Only the expenditure of one’s own resources is harmful; and, indeed, nothing feeds upon itself as liberality does. The more it is indulged, the fewer are the means to indulge it further. As a consequence, a prince becomes poor and contemptible or, to escape poverty, becomes rapacious and hateful. Of all the things he must guard against, hatred and contempt come first, and liberality leads to both. Therefore it is better to have a name for miserliness, which breeds disgrace without hatred, than, in pursuing a name for liberality, to resort to rapacity, which breeds both disgrace and hatred.

This passage from Chapter 16 illustrates Machiavelli’s attitude toward virtue and statecraft. Machiavelli advises the prince to disregard the principles of virtue when acting on behalf of his state. Instead, while it is desirable for a prince to act virtuously when he can, he should never let perceptions of virtue interfere with statecraft. Even though generosity seems admirable, it is ultimately detrimental to the state, and therefore should be avoided. A prince will never be hated for lack of virtue, he will be hated only if he fails in his duty to maintain the state.
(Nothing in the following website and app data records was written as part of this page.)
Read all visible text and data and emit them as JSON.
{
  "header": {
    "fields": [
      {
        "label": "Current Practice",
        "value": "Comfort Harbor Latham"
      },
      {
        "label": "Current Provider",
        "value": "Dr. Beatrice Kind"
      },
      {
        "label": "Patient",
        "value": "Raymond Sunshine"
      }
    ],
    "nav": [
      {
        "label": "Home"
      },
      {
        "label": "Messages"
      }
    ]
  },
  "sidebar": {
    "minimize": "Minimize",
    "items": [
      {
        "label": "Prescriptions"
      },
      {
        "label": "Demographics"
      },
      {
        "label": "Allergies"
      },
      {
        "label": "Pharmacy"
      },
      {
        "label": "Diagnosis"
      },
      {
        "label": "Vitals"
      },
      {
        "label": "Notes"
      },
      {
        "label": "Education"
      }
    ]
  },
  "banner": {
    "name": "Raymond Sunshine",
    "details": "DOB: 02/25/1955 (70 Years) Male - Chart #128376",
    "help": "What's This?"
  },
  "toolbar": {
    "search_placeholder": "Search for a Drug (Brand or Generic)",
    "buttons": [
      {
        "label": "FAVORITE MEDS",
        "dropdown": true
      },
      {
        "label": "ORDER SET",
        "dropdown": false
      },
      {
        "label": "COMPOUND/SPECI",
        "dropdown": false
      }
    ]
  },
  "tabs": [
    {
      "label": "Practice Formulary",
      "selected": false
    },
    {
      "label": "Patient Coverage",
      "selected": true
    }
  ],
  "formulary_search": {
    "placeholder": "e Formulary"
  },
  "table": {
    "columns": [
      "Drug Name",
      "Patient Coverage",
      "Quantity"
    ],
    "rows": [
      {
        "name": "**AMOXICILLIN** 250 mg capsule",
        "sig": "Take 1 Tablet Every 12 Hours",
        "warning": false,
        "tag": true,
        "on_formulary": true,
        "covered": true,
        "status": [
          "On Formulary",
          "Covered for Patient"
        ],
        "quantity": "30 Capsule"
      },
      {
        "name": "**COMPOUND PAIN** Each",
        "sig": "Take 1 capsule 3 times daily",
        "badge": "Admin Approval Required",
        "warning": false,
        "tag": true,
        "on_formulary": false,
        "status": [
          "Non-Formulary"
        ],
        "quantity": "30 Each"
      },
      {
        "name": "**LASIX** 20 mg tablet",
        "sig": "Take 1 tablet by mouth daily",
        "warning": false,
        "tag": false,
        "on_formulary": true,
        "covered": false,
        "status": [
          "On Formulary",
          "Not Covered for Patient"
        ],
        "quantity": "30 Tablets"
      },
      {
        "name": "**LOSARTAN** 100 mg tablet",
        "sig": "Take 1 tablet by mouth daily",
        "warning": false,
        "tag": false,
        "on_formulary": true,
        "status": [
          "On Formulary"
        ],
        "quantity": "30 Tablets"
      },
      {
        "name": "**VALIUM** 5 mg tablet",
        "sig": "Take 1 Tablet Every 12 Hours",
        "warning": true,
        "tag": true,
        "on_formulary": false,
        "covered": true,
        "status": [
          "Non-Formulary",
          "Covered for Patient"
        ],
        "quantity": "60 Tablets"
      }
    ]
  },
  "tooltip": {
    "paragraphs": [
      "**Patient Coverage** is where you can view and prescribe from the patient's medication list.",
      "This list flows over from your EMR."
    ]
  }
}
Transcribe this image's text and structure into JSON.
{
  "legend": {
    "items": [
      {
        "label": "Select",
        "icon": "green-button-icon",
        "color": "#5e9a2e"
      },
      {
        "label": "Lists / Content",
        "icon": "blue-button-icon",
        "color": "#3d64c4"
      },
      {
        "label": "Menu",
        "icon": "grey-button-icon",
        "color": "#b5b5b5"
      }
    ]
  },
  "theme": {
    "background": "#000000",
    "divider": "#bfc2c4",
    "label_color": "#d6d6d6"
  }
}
Virtuous action, in that it often promotes self-sacrifice, often conflicts with that duty.